A month after we lost Cape Town’s iconic music venue, Mercury Live, to the Big C, instrumental post-rock band Yndian Mynah released their live video for single “Designasaurs”. Filmed at Mercury Live towards the end of 2019, the video was enough to inspire tears of longing for live music, for Mercury Live, and for freedom. 

The boys are back, this time with the studio recording and accompanying video for “Designasaurs”, and it’s every bit of instrumental feel-good that we’ve come to expect from Yndian Mynah with a fresh coat of creativity. It also marks Yndian Mynah’s first official release under label The Good Times Co., and the first release off their upcoming album due release 2021.  

“From being DIY in every way, we have always been cautious of someone taking over any part of the process. Meeting the folks at Good Times Co. changed that perspective when we realised that we were not dealing with a paper contract, but people wanting to take care of [the] music,” explains guitarist Matthew Dickinson of the signing. 

Inspired by James Acker’s (guitarist) obsession with Tool and, more specifically Tool guitarist Adam Jones, who worked as a set and makeup designer for the dinosaurs on Jurassic Park, “Desiganasaurs” sends the band on a new sonic journey post their 2019 debut album release, Velvet Youth, a journey of reinvention and pushing boundaries in their sound and creative process. 

The visuals and the audio are harmonic in their symbiosis, each doing well to complement the other and to highlight the attention to detail of every part of the journey. The editing is superb — drone footage of beautiful shorelines, waterfalls, really just of Mother Nature showing off all her glory, combined with images, digitally produced shapes, and photographs from drummer Kenan Tatt’s personal archive, depict moments and places and different iterations of whatever it means to connect to nostalgia. 

The build up of energy is released when you don’t expect it, 6 minutes and 38 seconds later, and the song fades as we zoom out on Planet Earth. Suddenly, what seconds ago felt so majestic, feels so small — but somehow it’s all very cathartic. “It is more about what you get from the personal inspiration of something artistic or beautiful that allows us to create and share the love for stories, memories and art,” Dickinson elaborates thoughtfully.  

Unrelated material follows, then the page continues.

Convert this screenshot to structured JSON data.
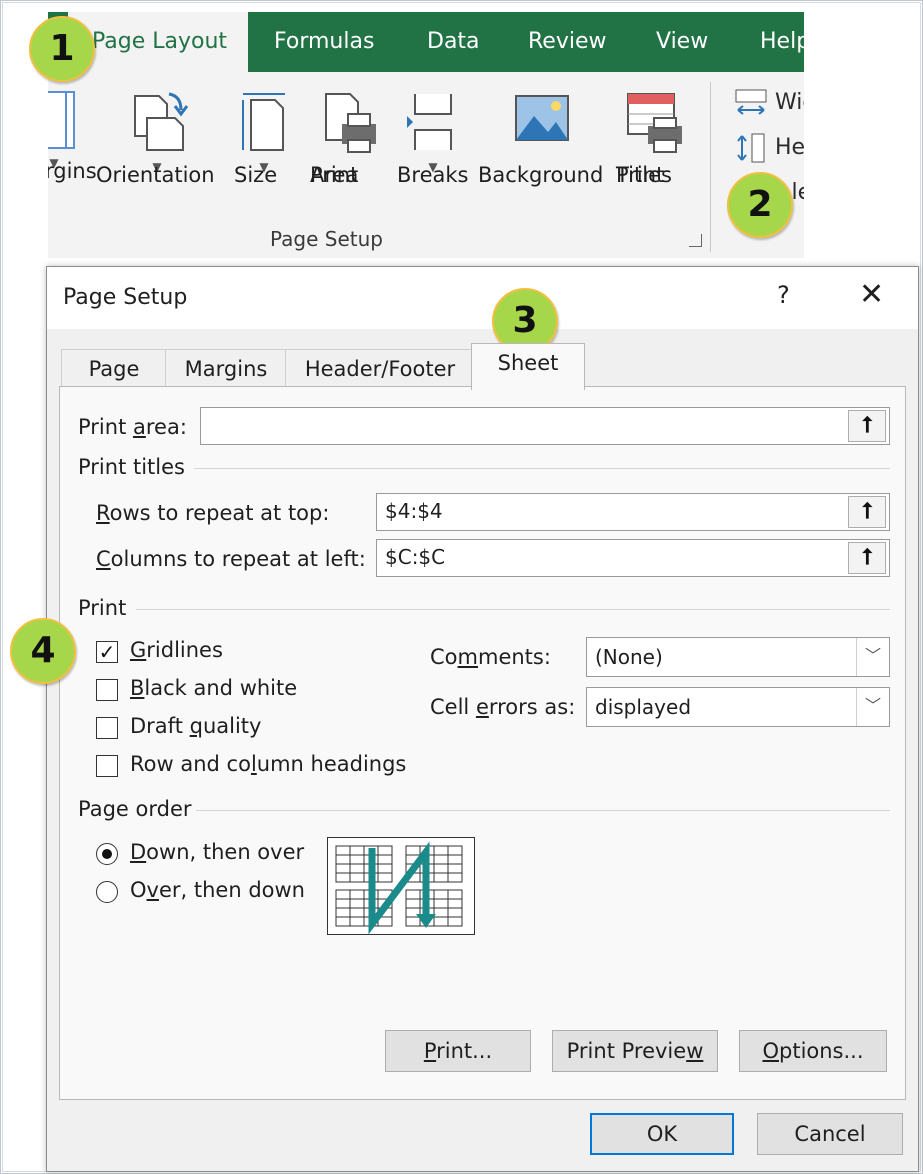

Ambient, instrumental, and post-rock livestream channel Worldhaspostrock — a YouTube channel with 194k subscribers — premiered their video on Friday, the 25th of September, a sure sign of Yndian Mynah’s upward trajectory, and Dickinson concludes, “To be noticed by a platform we admire is special, and we are grateful for that. In terms of making the right moves, I guess the acknowledgement makes us feel like people are picking up what we so happily put down.”